A few days ago we reported about a pristine 1988 BMW M3 being auctioned off by Bring a Trailer. With just 8,000 miles on the odometer, the almost new M3 had a $120,000 bid and seemed to be on its way to setting a new record for the E30-generation model. Five days later, the classic sports coupe found anew owner for a whopping $250,000.
The Most Expensive Mustang Is Now a 1965 Shelby GT350R With a Price of $3.85 Million
The first-generation Ford Mustang is one of the most iconic cars ever built, and for a 60-year-old classic it isn’t very expensive. You can buy several models for less than $100,000 and the rare versions aren’t as expensive as the Ferraris from the era, which are known to cost from as low as $5 million to as much as $50 million.
But some Mustangs can cost millions of dollars. Up until now, Steve McQueen’s Mustang from the Bullitt movie was the most expensive, having been auctioned off for $3.74 million in January 2020. Come July and that record has been surpassed by another Mustang from the era. The prototype version of the 1965 Shelby GT350R just crossed the block for $3.85 million, $14K more than McQueen’s green ’Stang.
Car for Sale: Amazingly Rare, RHD, 1972 Lamborghini Miura SV
Lamborghini is known for making some of the world’s most outlandish cars. The Aventador is arguably the last of the old-school greats, a big, heavy supercar with a naturally aspirated V-12 engine positioned behind the seats and its tiny brother, the Huracan, has been a steady seller for years.
But Lamborghini wasn’t always hell-bent on making supercars with its first cars being laid-back grand tourers. It all changed, however, when the Miura arrived. And then, while everyone was still wiping off their drool, Lamborghini struck again with this, the Miura SV.
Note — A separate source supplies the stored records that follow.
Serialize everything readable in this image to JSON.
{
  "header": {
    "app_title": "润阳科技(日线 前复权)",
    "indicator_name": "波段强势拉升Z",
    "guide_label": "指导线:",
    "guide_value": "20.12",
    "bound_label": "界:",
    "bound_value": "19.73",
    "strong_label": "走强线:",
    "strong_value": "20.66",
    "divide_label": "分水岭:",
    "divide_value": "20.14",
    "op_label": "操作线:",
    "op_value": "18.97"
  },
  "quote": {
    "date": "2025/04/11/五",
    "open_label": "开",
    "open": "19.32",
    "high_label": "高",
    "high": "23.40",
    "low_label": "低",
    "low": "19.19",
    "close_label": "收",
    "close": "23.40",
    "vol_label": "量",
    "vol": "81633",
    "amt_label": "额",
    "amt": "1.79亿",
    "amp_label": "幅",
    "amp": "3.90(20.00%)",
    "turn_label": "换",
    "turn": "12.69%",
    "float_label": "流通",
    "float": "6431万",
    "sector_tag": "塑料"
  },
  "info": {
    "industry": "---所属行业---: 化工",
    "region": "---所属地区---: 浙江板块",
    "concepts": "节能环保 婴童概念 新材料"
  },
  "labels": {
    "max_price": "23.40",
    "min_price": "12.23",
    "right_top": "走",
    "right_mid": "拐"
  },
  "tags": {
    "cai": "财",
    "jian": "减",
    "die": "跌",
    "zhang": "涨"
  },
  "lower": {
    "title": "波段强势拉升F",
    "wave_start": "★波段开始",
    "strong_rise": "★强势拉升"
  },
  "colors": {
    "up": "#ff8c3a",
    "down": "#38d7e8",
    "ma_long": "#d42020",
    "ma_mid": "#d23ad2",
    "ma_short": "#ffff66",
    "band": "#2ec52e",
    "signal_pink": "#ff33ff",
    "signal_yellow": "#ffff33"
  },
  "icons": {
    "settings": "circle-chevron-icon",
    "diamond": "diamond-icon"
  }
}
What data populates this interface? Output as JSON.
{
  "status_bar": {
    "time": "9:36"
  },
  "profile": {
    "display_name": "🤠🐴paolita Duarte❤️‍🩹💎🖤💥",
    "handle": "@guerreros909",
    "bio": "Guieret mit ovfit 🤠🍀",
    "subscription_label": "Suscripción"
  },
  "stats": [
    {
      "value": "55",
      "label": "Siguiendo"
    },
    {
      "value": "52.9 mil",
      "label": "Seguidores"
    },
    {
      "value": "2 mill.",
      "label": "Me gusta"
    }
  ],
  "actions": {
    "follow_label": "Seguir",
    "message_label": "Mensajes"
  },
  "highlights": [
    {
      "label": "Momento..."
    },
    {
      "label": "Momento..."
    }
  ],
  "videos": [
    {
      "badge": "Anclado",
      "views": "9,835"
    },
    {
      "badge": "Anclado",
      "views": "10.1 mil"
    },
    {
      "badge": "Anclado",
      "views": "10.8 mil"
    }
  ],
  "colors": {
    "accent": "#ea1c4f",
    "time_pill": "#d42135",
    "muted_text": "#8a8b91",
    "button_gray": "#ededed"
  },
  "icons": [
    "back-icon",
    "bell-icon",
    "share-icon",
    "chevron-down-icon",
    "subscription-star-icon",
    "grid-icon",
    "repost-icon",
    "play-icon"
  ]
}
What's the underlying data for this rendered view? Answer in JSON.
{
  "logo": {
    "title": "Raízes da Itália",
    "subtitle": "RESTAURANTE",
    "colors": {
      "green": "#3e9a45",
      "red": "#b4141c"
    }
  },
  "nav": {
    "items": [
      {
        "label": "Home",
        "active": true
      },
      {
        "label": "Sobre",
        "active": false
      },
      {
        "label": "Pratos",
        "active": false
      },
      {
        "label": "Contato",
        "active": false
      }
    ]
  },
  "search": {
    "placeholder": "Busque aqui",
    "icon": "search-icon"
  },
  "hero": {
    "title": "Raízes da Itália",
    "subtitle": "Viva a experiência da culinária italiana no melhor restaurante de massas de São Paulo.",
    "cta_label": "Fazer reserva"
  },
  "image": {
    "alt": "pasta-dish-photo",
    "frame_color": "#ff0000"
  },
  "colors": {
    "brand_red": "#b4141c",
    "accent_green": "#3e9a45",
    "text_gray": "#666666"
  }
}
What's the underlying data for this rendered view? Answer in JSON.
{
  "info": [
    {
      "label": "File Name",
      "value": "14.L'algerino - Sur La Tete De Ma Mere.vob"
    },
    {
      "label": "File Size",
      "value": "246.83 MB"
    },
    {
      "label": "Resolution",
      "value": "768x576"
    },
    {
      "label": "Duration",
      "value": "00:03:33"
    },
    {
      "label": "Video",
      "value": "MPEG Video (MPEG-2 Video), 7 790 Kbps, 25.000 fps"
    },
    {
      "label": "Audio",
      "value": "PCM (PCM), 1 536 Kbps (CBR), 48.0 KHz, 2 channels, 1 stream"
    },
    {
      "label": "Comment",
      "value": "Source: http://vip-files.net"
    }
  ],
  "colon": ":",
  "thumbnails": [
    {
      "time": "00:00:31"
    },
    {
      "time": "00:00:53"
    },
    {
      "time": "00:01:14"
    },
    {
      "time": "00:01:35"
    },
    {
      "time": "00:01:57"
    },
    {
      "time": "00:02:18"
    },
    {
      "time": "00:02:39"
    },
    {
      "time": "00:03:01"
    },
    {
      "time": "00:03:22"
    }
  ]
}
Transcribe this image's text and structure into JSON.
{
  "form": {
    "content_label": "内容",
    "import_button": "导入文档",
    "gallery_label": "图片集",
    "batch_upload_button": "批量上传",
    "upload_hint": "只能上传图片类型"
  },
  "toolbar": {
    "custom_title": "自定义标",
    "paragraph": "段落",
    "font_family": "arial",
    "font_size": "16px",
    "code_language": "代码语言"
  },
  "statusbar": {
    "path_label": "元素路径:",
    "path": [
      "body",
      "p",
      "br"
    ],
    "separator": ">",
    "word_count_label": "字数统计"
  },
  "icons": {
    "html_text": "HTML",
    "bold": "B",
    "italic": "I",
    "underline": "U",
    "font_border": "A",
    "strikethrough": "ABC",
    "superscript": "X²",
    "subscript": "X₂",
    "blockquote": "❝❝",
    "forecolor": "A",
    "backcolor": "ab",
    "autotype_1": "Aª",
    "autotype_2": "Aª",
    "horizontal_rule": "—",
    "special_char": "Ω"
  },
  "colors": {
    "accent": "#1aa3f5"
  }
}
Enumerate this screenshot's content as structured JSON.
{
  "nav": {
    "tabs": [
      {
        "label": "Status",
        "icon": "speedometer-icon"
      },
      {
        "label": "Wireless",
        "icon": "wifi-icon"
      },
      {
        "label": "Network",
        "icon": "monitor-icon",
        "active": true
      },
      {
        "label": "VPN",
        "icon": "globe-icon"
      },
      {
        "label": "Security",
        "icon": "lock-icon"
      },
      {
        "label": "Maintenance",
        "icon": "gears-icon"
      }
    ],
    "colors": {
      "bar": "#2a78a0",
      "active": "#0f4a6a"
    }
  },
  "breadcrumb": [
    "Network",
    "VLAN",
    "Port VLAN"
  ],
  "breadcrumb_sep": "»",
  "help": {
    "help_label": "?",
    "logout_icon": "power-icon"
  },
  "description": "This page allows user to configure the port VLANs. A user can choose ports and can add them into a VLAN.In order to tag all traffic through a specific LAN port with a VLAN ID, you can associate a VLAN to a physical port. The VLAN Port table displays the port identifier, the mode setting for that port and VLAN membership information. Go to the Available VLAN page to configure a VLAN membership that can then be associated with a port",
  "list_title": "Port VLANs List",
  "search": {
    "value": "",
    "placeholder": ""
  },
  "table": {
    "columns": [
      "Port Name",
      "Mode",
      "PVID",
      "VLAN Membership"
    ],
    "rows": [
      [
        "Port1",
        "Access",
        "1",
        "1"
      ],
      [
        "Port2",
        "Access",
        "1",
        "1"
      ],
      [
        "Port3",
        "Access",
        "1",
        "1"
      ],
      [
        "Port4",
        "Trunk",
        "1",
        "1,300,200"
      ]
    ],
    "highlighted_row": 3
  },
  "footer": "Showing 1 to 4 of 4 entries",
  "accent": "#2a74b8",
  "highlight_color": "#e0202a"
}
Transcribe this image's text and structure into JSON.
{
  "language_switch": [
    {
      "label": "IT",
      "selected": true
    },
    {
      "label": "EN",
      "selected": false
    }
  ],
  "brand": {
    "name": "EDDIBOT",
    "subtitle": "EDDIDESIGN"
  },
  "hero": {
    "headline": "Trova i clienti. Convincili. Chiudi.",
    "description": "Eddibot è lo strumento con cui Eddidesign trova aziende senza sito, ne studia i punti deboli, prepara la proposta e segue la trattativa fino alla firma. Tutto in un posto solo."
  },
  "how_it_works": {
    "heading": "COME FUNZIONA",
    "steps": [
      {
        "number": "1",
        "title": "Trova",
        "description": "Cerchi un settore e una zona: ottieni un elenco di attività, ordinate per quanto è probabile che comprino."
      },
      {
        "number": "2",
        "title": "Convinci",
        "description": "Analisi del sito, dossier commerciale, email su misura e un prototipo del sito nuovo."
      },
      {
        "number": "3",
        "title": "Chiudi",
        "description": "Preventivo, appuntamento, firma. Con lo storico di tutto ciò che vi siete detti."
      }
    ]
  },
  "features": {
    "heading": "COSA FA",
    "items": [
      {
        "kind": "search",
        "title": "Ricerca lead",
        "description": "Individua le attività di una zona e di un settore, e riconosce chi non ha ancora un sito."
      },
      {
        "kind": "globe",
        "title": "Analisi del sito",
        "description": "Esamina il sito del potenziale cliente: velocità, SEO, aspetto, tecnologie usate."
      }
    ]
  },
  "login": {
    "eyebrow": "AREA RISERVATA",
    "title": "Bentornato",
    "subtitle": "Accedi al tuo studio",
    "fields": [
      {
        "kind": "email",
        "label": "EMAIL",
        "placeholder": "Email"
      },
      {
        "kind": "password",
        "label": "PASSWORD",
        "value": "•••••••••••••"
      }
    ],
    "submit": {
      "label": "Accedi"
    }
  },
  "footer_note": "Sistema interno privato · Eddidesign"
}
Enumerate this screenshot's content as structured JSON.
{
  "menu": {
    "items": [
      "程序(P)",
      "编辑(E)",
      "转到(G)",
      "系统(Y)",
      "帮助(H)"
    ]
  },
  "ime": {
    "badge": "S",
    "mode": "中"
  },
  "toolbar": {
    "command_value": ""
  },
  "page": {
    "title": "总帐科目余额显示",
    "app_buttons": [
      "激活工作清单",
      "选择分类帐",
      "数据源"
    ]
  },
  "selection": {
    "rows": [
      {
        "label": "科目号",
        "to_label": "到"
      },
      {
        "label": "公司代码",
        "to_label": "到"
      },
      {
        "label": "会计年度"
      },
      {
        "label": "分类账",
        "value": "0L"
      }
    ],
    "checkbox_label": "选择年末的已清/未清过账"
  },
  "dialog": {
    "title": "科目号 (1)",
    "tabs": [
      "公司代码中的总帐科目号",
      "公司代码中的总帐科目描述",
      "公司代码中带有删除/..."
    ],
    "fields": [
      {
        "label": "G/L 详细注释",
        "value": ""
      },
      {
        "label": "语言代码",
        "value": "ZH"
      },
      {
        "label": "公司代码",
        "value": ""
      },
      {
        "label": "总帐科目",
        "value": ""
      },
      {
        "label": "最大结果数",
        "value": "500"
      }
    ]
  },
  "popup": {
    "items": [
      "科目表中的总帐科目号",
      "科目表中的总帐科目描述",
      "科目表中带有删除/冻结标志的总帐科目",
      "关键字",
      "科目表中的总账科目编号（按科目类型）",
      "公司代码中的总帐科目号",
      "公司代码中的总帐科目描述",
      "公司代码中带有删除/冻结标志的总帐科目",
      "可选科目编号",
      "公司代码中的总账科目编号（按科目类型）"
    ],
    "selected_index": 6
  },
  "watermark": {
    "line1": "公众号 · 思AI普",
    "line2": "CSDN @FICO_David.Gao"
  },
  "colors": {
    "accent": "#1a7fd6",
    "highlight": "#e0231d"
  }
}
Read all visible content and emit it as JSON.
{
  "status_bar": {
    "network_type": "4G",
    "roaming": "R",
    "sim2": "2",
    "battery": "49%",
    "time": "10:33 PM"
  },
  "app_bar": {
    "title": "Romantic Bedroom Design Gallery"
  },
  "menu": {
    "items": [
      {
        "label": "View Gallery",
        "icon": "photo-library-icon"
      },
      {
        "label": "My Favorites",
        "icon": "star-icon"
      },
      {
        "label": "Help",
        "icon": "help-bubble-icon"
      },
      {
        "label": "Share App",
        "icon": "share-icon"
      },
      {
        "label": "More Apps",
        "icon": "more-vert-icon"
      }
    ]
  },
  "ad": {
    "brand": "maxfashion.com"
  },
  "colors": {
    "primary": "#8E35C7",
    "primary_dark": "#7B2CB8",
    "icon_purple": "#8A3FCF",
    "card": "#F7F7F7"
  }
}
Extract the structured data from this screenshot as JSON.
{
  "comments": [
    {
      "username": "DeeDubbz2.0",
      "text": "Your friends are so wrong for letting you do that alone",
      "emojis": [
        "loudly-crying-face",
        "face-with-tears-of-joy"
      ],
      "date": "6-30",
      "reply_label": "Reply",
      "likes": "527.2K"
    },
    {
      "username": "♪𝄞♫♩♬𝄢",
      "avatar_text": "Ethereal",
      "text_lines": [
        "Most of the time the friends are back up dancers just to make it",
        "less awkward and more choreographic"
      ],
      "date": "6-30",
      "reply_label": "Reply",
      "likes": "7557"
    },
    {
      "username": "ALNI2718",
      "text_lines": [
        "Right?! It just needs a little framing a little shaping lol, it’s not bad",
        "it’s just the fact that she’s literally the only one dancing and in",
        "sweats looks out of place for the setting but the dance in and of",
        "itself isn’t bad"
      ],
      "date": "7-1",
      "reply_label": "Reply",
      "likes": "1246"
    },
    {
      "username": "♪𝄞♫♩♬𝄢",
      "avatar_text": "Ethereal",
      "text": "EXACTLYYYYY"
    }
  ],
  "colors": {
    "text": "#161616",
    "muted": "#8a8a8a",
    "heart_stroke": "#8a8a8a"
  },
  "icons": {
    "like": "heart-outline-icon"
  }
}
Car for Sale - 1935 Auburn Eight Supercharged Speedster
The Auburn Automobile Company was founded in 1900 and went bankrupt only 37 years later. But during its short life Auburn managed to develop and build some cars that are now considered valuable classics. The short-lived Speedster, introduced during Auburn’s last years on the market, is one of them and you can buy one during RM Auction’s Auburn Fall sale between September 3 and 6, 2020.
Armageddon-Ready Car For Sale: 2013 Toyota Tundra CrewMax
The Toyota Tundra is known for its rock-solid reliability. It’s also strong, well-built, a competent hauler, and tough enough to be taken off the roads as well. But, it looks like this owner was not happy with the Bruce Banner version of his Tundra and decided to transform it into Hulk.
The model in question is a 2013 CrewMax equipped with the TRD Off-road package. This Tundra is a completely different monster inside-out and might be your best bet if we face an apocalypse.
Hate the Nanny State? Buy This Head-Chopping 1998 Ultima Spyder
Car for Sale: 1974 Pontiac Firebird Resto Mod With a Corvette LS3
The second-generation Pontiac Firebird was built from 1970 until 1981, and the cars produced in the first couple of years are by far the most popular. That’s because they’re from the golden muscle car era and fitted with the high power engines that went extinct when the oil crisis hit in 1973. However, the Firebird enjoyed new popularity toward the end of the 1970s thanks to a Trans Am model being used in the Smokey and the Bandit movie. If you’re looking for something unique from the era, here’s a nice restomod version of a 1974 Firebird.